# Exercise details
Gather every line below where "menu" appears.

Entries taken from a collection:
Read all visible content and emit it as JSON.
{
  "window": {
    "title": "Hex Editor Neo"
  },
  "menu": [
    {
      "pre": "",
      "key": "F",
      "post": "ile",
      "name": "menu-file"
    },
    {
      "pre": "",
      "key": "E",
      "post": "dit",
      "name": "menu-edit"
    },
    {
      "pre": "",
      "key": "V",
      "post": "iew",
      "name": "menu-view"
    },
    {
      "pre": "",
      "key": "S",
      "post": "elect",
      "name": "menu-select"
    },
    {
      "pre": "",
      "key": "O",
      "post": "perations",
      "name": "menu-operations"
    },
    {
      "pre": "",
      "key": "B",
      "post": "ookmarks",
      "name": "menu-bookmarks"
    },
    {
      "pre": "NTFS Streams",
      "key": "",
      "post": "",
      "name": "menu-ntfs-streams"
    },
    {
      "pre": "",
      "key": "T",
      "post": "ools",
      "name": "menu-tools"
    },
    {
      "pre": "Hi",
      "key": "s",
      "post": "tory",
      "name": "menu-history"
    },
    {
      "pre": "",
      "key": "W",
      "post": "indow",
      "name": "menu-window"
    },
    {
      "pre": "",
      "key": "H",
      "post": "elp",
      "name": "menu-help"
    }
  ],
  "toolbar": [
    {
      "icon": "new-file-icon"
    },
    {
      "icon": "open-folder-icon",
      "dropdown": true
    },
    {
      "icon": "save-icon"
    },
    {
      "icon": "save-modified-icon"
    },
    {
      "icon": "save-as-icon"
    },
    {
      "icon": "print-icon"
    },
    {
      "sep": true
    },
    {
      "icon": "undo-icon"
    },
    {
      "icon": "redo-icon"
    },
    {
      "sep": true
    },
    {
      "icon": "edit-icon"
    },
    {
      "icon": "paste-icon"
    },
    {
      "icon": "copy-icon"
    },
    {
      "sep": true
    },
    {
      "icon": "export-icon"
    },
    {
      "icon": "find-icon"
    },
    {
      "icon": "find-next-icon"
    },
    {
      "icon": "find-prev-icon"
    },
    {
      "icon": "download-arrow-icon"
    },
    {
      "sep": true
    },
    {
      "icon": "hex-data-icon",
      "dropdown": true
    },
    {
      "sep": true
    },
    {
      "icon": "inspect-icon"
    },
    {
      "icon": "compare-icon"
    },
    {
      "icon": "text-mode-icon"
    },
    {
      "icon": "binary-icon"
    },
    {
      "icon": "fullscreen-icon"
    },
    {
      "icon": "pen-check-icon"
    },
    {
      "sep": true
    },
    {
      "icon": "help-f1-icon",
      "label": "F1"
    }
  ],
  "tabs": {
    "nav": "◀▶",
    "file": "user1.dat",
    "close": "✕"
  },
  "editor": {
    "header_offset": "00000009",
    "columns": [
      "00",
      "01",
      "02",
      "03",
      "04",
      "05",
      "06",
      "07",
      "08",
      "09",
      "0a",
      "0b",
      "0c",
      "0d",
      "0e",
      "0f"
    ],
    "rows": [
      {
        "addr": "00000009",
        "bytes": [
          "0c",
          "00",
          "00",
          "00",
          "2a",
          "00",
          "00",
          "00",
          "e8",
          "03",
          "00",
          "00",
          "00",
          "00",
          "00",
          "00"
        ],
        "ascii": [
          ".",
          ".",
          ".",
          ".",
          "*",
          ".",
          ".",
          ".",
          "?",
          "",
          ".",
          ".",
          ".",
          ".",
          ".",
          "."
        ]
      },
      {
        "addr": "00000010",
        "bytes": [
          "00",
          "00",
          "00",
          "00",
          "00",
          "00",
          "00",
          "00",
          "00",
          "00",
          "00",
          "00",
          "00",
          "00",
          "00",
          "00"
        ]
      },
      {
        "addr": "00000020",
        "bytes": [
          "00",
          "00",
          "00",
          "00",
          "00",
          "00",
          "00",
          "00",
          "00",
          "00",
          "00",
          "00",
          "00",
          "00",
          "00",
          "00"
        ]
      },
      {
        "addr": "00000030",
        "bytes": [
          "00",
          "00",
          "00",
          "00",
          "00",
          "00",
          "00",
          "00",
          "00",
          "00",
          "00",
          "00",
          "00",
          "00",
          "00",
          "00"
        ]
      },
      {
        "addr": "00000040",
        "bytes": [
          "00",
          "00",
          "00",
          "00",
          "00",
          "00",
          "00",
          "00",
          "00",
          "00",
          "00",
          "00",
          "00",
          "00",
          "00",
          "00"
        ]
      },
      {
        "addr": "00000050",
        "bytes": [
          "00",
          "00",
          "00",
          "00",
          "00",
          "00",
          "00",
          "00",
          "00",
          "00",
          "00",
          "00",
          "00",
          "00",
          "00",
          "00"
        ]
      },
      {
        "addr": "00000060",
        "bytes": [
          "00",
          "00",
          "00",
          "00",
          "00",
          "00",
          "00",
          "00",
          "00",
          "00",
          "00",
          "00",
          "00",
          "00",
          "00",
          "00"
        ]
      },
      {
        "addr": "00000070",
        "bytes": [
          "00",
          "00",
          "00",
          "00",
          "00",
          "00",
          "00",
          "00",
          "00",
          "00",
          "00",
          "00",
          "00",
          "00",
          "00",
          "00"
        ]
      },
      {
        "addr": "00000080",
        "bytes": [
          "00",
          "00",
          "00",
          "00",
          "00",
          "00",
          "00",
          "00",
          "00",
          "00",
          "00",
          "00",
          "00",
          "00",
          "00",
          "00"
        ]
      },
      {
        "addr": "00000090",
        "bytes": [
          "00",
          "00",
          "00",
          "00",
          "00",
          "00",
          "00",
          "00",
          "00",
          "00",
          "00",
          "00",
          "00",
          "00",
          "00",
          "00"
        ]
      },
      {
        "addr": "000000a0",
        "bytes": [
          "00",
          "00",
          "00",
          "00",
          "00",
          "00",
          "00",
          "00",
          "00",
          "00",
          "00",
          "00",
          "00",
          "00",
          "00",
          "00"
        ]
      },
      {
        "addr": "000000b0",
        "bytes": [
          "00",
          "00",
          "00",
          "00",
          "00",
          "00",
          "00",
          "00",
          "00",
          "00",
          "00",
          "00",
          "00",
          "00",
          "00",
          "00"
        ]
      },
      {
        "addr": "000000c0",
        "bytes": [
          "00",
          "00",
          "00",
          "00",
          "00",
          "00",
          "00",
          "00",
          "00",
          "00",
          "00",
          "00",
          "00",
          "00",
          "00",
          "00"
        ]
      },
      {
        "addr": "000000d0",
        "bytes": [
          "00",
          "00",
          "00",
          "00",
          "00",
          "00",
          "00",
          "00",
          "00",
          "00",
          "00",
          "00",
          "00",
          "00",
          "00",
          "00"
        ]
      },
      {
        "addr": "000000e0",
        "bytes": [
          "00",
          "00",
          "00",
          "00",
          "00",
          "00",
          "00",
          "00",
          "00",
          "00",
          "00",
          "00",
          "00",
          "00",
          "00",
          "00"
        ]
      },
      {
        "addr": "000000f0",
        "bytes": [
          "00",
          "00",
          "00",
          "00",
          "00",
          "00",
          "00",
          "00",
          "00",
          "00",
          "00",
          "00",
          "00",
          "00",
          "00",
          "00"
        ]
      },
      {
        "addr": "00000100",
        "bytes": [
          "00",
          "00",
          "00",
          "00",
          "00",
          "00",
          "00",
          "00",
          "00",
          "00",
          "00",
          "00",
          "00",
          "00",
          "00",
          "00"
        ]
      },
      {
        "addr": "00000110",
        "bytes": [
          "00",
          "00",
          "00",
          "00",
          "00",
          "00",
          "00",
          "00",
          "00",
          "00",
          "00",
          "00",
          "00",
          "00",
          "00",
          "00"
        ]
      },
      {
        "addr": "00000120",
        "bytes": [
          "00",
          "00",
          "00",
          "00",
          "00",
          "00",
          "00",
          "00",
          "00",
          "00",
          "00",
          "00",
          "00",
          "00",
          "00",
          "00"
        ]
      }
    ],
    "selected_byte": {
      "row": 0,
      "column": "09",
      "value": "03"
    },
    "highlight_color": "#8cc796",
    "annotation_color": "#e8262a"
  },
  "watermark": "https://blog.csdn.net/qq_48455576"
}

# Answer box
  "menu": [
      "name": "menu-file"
      "name": "menu-edit"
      "name": "menu-view"
      "name": "menu-select"
      "name": "menu-operations"
      "name": "menu-bookmarks"
      "name": "menu-ntfs-streams"
      "name": "menu-tools"
      "name": "menu-history"
      "name": "menu-window"
      "name": "menu-help"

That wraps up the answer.